The North home measures 2,544 square feet on 7.75 acres, with three bedrooms and three baths. The exterior is LunaWood, a thermally modified spruce. It has a naturally golden color that will mature to a silvery grey. Lighting in the home is from Kingston-based RBW. The kitchen has SpaceTheory cabinetry.
The South home measures 2,400 square feet on 13.3 acres, with three bedrooms and 2.5 baths, plus a main-floor home office. Its exterior is a dramatic, black-painted pine. The kitchen and bathroom cabinets are from local cabinetmaker DCN Woodworking. Like many modern builds, this home has a Scandinavian minimalist feel with light wood accents throughout. Pops of amazing color show up in Popham Design’s Moroccan concrete tile that forms a kitchen backsplash and fills the walls of a walk-in shower in one of the bathrooms.
Both houses are sited to take advantage of outdoor views, recognizing again that beauty is as important as function. “For me, the design goal is always to make beautiful things that have Passive House principles baked in, rather than designing homes that make the technology apparent,” says Chris Ruel, North River’s operating director. “Balancing expansive views with tight-framed vignettes, modern detailing with warm finishes, and an honest palette—for example, concrete floors because it’s the most efficient floor within our system, not because it is a trend.”
The kitchens are designed with step-saving and adaptability in mind. The kitchens have movable islands, for instance, to accommodate larger dining events when needed. “What we offer is a highly flexible kitchen,” Reynolds says. “It’s a ‘one-touch’ kitchen, where dishes dry in place and space is used effectively.”
Other low-maintenance elements include waterproof plaster in the bathrooms, peastone gravel around the perimeter of the houses, and North River’s own wildflower mix—a proprietary blend that means no lawnmowing and fewer habitat for nuisance critters. “Our thing is zero energy, zero maintenance, and zero ticks,” says Reynolds.
North River Architecture’s techniques and passion are innovative, and they hope to lead the charge toward making net-zero living more mainstream.

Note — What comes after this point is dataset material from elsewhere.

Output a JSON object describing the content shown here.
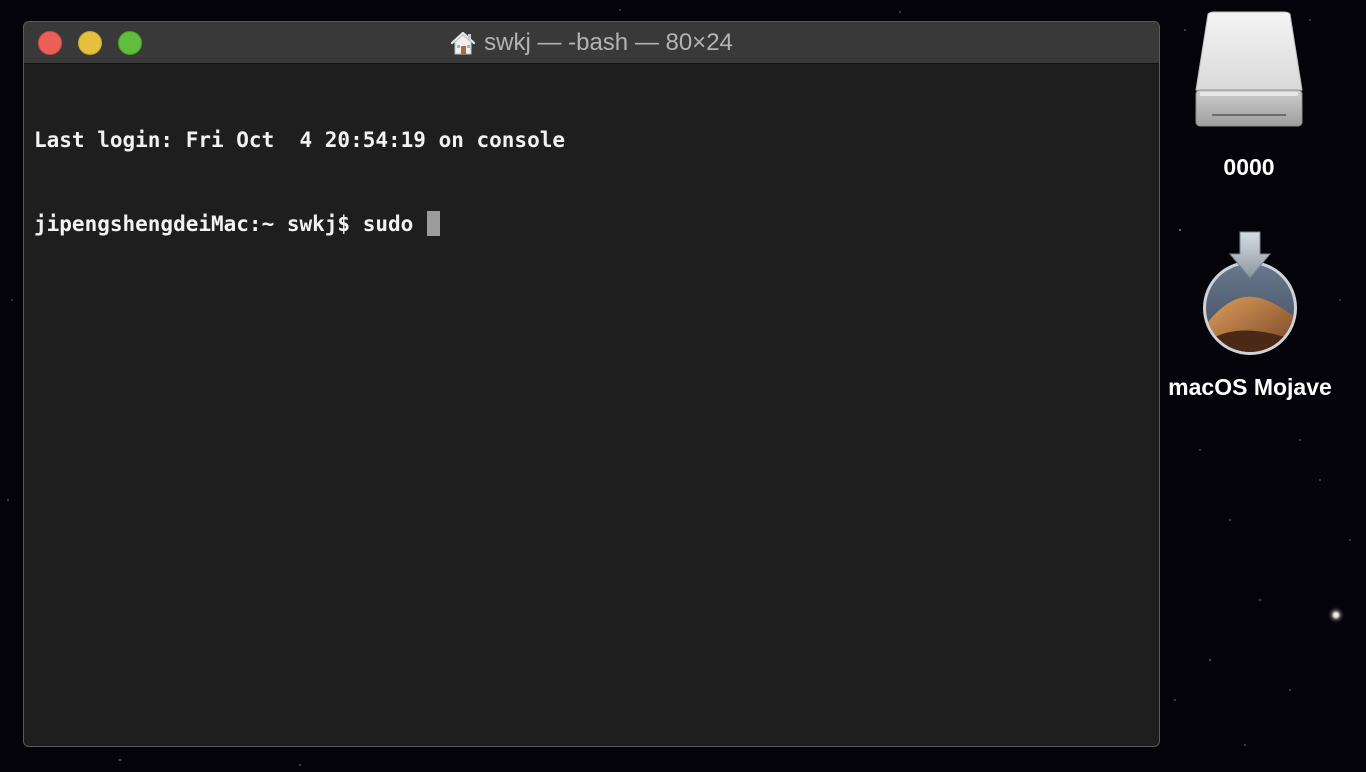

“I think that our work as designers and builders gives us a unique seat at the table with families as we create their most intimate spaces,” Ruel concludes. “While this is a joy, it is also a responsibility. We must give them spaces that root them to a place, bring them comfort and enjoyment, but to also build in a way which shows the generation that will grow into these homes how seriously we take the charge to make sustainable stewardship the norm in our lives.”